* _Exercise_: Even where a record seems odd, copy it exactly as it appears below.
• • • •
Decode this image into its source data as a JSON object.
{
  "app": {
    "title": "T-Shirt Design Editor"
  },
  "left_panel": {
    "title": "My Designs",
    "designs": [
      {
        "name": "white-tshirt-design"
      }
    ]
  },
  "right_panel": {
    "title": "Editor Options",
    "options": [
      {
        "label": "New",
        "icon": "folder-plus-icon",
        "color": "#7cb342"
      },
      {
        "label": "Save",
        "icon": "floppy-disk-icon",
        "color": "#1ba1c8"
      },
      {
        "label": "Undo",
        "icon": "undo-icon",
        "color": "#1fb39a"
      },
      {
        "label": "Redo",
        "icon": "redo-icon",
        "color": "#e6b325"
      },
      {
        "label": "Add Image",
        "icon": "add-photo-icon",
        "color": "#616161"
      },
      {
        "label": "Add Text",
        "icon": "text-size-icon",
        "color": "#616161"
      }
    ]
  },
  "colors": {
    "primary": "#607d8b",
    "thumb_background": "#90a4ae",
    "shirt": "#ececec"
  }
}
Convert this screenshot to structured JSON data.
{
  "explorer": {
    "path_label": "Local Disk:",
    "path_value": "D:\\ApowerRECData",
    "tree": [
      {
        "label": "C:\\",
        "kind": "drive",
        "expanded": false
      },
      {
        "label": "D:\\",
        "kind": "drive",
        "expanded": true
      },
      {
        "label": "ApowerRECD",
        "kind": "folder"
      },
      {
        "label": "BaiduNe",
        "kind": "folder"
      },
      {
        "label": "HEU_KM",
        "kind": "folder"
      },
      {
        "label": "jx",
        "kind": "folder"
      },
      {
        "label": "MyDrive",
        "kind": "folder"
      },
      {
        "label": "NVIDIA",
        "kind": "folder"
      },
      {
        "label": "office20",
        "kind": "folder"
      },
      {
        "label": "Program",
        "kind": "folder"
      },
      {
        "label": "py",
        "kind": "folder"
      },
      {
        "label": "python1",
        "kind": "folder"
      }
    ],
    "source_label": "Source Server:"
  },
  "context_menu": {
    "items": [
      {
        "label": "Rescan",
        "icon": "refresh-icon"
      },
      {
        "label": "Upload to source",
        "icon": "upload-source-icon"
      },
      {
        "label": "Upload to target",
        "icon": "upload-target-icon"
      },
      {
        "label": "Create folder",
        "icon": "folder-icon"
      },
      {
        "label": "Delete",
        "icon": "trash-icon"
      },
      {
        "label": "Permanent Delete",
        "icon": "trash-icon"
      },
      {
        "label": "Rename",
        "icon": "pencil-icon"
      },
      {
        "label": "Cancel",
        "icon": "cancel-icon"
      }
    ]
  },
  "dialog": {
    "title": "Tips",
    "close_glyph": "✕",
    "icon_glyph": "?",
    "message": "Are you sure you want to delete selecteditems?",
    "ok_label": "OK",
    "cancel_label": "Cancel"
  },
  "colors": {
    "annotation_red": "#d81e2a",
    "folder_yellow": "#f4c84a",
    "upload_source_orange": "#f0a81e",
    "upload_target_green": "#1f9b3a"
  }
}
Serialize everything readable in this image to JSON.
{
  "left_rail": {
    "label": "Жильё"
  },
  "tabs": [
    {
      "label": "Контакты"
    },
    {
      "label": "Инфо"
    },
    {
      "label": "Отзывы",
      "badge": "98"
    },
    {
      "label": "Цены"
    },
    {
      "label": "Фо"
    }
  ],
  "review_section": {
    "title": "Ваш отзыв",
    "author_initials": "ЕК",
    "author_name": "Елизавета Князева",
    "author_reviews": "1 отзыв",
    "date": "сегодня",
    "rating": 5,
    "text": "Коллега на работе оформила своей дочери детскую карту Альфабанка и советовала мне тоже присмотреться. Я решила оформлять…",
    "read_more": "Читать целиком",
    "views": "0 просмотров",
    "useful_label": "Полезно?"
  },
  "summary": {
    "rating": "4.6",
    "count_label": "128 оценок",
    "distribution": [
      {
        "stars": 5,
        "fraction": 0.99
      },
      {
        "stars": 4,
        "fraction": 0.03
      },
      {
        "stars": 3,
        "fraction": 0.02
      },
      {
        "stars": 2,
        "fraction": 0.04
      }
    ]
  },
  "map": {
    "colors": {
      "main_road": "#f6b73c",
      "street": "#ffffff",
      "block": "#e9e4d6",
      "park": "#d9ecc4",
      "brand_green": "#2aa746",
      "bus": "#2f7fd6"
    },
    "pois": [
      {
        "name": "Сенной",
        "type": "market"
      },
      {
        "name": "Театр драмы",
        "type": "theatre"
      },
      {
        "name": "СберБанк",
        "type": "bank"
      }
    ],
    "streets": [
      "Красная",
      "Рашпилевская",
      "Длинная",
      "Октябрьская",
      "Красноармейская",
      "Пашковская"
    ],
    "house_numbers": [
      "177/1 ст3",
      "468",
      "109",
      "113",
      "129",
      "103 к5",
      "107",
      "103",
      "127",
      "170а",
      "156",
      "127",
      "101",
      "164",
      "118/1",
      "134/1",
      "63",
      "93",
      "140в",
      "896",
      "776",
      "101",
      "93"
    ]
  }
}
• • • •
* _Written reply_:
Decode this image into its source data as a JSON object.
{
  "app": {
    "title": "T-Shirt Design Editor"
  },
  "left_panel": {
    "title": "My Designs",
    "designs": [
      {
        "name": "white-tshirt-design"
      }
    ]
  },
  "right_panel": {
    "title": "Editor Options",
    "options": [
      {
        "label": "New",
        "icon": "folder-plus-icon",
        "color": "#7cb342"
      },
      {
        "label": "Save",
        "icon": "floppy-disk-icon",
        "color": "#1ba1c8"
      },
      {
        "label": "Undo",
        "icon": "undo-icon",
        "color": "#1fb39a"
      },
      {
        "label": "Redo",
        "icon": "redo-icon",
        "color": "#e6b325"
      },
      {
        "label": "Add Image",
        "icon": "add-photo-icon",
        "color": "#616161"
      },
      {
        "label": "Add Text",
        "icon": "text-size-icon",
        "color": "#616161"
      }
    ]
  },
  "colors": {
    "primary": "#607d8b",
    "thumb_background": "#90a4ae",
    "shirt": "#ececec"
  }
}
Convert this screenshot to structured JSON data.
{
  "explorer": {
    "path_label": "Local Disk:",
    "path_value": "D:\\ApowerRECData",
    "tree": [
      {
        "label": "C:\\",
        "kind": "drive",
        "expanded": false
      },
      {
        "label": "D:\\",
        "kind": "drive",
        "expanded": true
      },
      {
        "label": "ApowerRECD",
        "kind": "folder"
      },
      {
        "label": "BaiduNe",
        "kind": "folder"
      },
      {
        "label": "HEU_KM",
        "kind": "folder"
      },
      {
        "label": "jx",
        "kind": "folder"
      },
      {
        "label": "MyDrive",
        "kind": "folder"
      },
      {
        "label": "NVIDIA",
        "kind": "folder"
      },
      {
        "label": "office20",
        "kind": "folder"
      },
      {
        "label": "Program",
        "kind": "folder"
      },
      {
        "label": "py",
        "kind": "folder"
      },
      {
        "label": "python1",
        "kind": "folder"
      }
    ],
    "source_label": "Source Server:"
  },
  "context_menu": {
    "items": [
      {
        "label": "Rescan",
        "icon": "refresh-icon"
      },
      {
        "label": "Upload to source",
        "icon": "upload-source-icon"
      },
      {
        "label": "Upload to target",
        "icon": "upload-target-icon"
      },
      {
        "label": "Create folder",
        "icon": "folder-icon"
      },
      {
        "label": "Delete",
        "icon": "trash-icon"
      },
      {
        "label": "Permanent Delete",
        "icon": "trash-icon"
      },
      {
        "label": "Rename",
        "icon": "pencil-icon"
      },
      {
        "label": "Cancel",
        "icon": "cancel-icon"
      }
    ]
  },
  "dialog": {
    "title": "Tips",
    "close_glyph": "✕",
    "icon_glyph": "?",
    "message": "Are you sure you want to delete selecteditems?",
    "ok_label": "OK",
    "cancel_label": "Cancel"
  },
  "colors": {
    "annotation_red": "#d81e2a",
    "folder_yellow": "#f4c84a",
    "upload_source_orange": "#f0a81e",
    "upload_target_green": "#1f9b3a"
  }
}
Serialize everything readable in this image to JSON.
{
  "left_rail": {
    "label": "Жильё"
  },
  "tabs": [
    {
      "label": "Контакты"
    },
    {
      "label": "Инфо"
    },
    {
      "label": "Отзывы",
      "badge": "98"
    },
    {
      "label": "Цены"
    },
    {
      "label": "Фо"
    }
  ],
  "review_section": {
    "title": "Ваш отзыв",
    "author_initials": "ЕК",
    "author_name": "Елизавета Князева",
    "author_reviews": "1 отзыв",
    "date": "сегодня",
    "rating": 5,
    "text": "Коллега на работе оформила своей дочери детскую карту Альфабанка и советовала мне тоже присмотреться. Я решила оформлять…",
    "read_more": "Читать целиком",
    "views": "0 просмотров",
    "useful_label": "Полезно?"
  },
  "summary": {
    "rating": "4.6",
    "count_label": "128 оценок",
    "distribution": [
      {
        "stars": 5,
        "fraction": 0.99
      },
      {
        "stars": 4,
        "fraction": 0.03
      },
      {
        "stars": 3,
        "fraction": 0.02
      },
      {
        "stars": 2,
        "fraction": 0.04
      }
    ]
  },
  "map": {
    "colors": {
      "main_road": "#f6b73c",
      "street": "#ffffff",
      "block": "#e9e4d6",
      "park": "#d9ecc4",
      "brand_green": "#2aa746",
      "bus": "#2f7fd6"
    },
    "pois": [
      {
        "name": "Сенной",
        "type": "market"
      },
      {
        "name": "Театр драмы",
        "type": "theatre"
      },
      {
        "name": "СберБанк",
        "type": "bank"
      }
    ],
    "streets": [
      "Красная",
      "Рашпилевская",
      "Длинная",
      "Октябрьская",
      "Красноармейская",
      "Пашковская"
    ],
    "house_numbers": [
      "177/1 ст3",
      "468",
      "109",
      "113",
      "129",
      "103 к5",
      "107",
      "103",
      "127",
      "170а",
      "156",
      "127",
      "101",
      "164",
      "118/1",
      "134/1",
      "63",
      "93",
      "140в",
      "896",
      "776",
      "101",
      "93"
    ]
  }
}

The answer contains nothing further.